It's a Sunday today and it's one of those days where we went to bed too damned late and were forced up and out of bed too damned early. It was raining - really coming down - for much of the morning and there's no escaping the way that the body feels right now, like it's pulling a plow, like we've got anchors hanging from our sagging, darkened eyelids. It feels like it's midnight already, but it's nowhere near. We haven't even had to start thinking about dinner preparation, but it feels like we should be retiring, pulling those covers up over our shoulders, to our necks and letting out one last full-bodied sigh. As wrong as our bodies are right now, they're right to have these feelings. They're right to want to doze off, to get the check, pay at the front counter, grab a toothpick and leave. It's that grogginess, however, that still tends to feel like heightened awareness, as if the fading daylight is complemented by the weariness and adds to some welcomed reflection. Pieta Brown takes us there - to a twilight that passes quickly, that maybe never was, that could feel like a week. She likely felt the same day, the same morning that we did here, living just down the highway from us, in the middle of nowhere Iowa - as she affectionately calls her home turf - and she may have felt the time drag, but rush by in an instant. She may have listened to her body and taken a nap. It's something we needed, but refused to give in to. Brown has a way of singing about the world that is expressive and melancholy, that comes from a young woman who's worn her life in already. She's accepted the wear marks, even encouraged them to form. She has holes in her clothing where her elbows and knees have rubbed and she refuses to throw those pieces out.
The songs on her latest fantastic record, "One And All," as well as the great release previous to that, "Shimmer," Brown writes with a tone of longing that doesn't focus on what's gone or out of reach, but more so the kind of longing that still wouldn't change a thing. It's a form of longing that acts like an appreciation - for the people, the places and the feelings associated with them that will never, ever again be anything like they were originally. It's a feeling that allows you to feel the weight of just how long and how short days and nights really are. Soon enough, here we are, parents and staring at the scary possibility of someone throwing us a surprise 40th birthday party - maybe one of our kids - in less than a decade. It's this form of a blur that's nothing like a blur that we exist with, that Brown pretties up every time she opens her mouth and lets one of her honeysuckle songs free from her throat.

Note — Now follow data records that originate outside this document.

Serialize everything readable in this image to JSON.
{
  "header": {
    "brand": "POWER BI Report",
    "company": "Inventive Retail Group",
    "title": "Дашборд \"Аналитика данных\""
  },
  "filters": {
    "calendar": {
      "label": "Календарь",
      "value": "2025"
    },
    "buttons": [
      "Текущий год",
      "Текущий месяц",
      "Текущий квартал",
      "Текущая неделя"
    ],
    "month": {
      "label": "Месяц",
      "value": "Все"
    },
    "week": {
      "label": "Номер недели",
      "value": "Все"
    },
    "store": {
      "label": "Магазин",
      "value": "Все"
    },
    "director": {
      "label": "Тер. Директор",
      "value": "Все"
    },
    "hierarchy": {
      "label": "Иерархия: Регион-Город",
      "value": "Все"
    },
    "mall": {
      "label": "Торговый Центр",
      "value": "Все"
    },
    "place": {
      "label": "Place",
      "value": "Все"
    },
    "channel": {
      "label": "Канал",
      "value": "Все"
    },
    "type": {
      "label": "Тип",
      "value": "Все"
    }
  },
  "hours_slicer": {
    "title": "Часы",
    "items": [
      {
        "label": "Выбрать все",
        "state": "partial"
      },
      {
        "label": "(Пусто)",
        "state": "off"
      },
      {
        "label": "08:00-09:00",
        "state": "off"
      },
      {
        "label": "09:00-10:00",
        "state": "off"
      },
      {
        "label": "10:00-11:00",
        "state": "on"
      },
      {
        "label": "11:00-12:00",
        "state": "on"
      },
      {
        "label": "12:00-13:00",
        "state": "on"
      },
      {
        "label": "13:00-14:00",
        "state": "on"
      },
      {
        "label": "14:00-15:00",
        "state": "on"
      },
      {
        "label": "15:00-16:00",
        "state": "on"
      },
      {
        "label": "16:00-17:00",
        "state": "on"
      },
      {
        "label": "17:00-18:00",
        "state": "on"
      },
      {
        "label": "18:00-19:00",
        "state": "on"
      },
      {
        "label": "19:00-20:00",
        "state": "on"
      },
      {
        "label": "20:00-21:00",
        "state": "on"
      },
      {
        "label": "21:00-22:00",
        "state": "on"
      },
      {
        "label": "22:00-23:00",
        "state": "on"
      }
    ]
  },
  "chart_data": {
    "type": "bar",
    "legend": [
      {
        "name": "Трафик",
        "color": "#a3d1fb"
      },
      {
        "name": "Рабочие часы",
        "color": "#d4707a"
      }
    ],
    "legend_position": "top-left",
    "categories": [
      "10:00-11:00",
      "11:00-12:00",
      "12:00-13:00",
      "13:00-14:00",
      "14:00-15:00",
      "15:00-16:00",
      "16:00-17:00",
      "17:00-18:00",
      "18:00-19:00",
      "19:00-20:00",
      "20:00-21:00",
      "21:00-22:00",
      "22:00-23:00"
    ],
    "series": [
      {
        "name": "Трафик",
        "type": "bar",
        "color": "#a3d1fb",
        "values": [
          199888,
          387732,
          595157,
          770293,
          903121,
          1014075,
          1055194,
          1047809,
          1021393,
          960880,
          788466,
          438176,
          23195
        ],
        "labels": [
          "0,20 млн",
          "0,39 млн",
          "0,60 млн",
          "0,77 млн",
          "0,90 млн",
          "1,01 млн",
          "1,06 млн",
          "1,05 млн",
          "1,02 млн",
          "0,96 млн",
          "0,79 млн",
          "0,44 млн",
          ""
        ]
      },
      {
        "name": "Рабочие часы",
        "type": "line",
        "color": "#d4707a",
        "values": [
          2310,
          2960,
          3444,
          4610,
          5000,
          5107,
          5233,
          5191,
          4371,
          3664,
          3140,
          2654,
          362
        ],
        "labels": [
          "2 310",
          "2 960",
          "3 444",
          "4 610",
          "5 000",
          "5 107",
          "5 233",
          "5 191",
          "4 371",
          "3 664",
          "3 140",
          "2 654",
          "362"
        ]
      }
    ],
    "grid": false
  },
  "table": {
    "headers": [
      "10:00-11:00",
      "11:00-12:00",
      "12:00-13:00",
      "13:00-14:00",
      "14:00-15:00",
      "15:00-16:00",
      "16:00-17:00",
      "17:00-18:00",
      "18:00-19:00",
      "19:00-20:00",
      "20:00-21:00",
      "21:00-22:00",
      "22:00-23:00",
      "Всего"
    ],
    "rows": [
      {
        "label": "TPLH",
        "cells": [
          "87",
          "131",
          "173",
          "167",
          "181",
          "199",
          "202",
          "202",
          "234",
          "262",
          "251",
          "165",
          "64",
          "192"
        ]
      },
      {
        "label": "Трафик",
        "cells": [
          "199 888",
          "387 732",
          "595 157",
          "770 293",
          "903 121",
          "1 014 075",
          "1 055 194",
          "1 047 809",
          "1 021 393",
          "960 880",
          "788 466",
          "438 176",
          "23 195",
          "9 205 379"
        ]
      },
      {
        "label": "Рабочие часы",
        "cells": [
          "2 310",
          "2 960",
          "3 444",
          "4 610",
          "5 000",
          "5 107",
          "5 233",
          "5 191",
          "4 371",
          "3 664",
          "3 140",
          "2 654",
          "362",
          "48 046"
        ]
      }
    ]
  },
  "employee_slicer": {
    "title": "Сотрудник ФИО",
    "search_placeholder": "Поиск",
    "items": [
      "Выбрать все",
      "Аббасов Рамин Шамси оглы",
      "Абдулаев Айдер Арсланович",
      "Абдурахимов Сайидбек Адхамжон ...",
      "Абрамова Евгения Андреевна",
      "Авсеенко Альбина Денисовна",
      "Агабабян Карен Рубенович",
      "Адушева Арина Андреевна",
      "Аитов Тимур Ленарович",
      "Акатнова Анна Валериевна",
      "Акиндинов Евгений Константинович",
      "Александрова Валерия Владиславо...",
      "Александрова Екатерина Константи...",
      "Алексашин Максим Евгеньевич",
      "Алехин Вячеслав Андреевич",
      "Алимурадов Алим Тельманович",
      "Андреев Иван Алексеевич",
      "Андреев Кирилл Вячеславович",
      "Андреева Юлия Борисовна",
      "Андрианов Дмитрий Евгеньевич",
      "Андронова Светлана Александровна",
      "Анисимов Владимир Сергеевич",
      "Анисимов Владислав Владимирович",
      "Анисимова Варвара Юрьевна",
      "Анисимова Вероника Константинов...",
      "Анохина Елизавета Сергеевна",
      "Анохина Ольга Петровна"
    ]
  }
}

She sings on "Out Of The Blue," "Here it is today, but I could swear it's years ago/I see that wind blow across the field slow/And I get this feeling/When I think of you/I get this feeling/Out of the blue," giving us an image of a gorgeous lady out on a porch with weakened floorboards, staring out over the countryside - with the faint light bleeding out of the windows, the remnant smell of the finished off dinner still in the air - realizing that there's no getting out of our own context. We are in this - with all of our air and love recycled back to us, over and over. She's all in, as tiring as it's going to be, forever.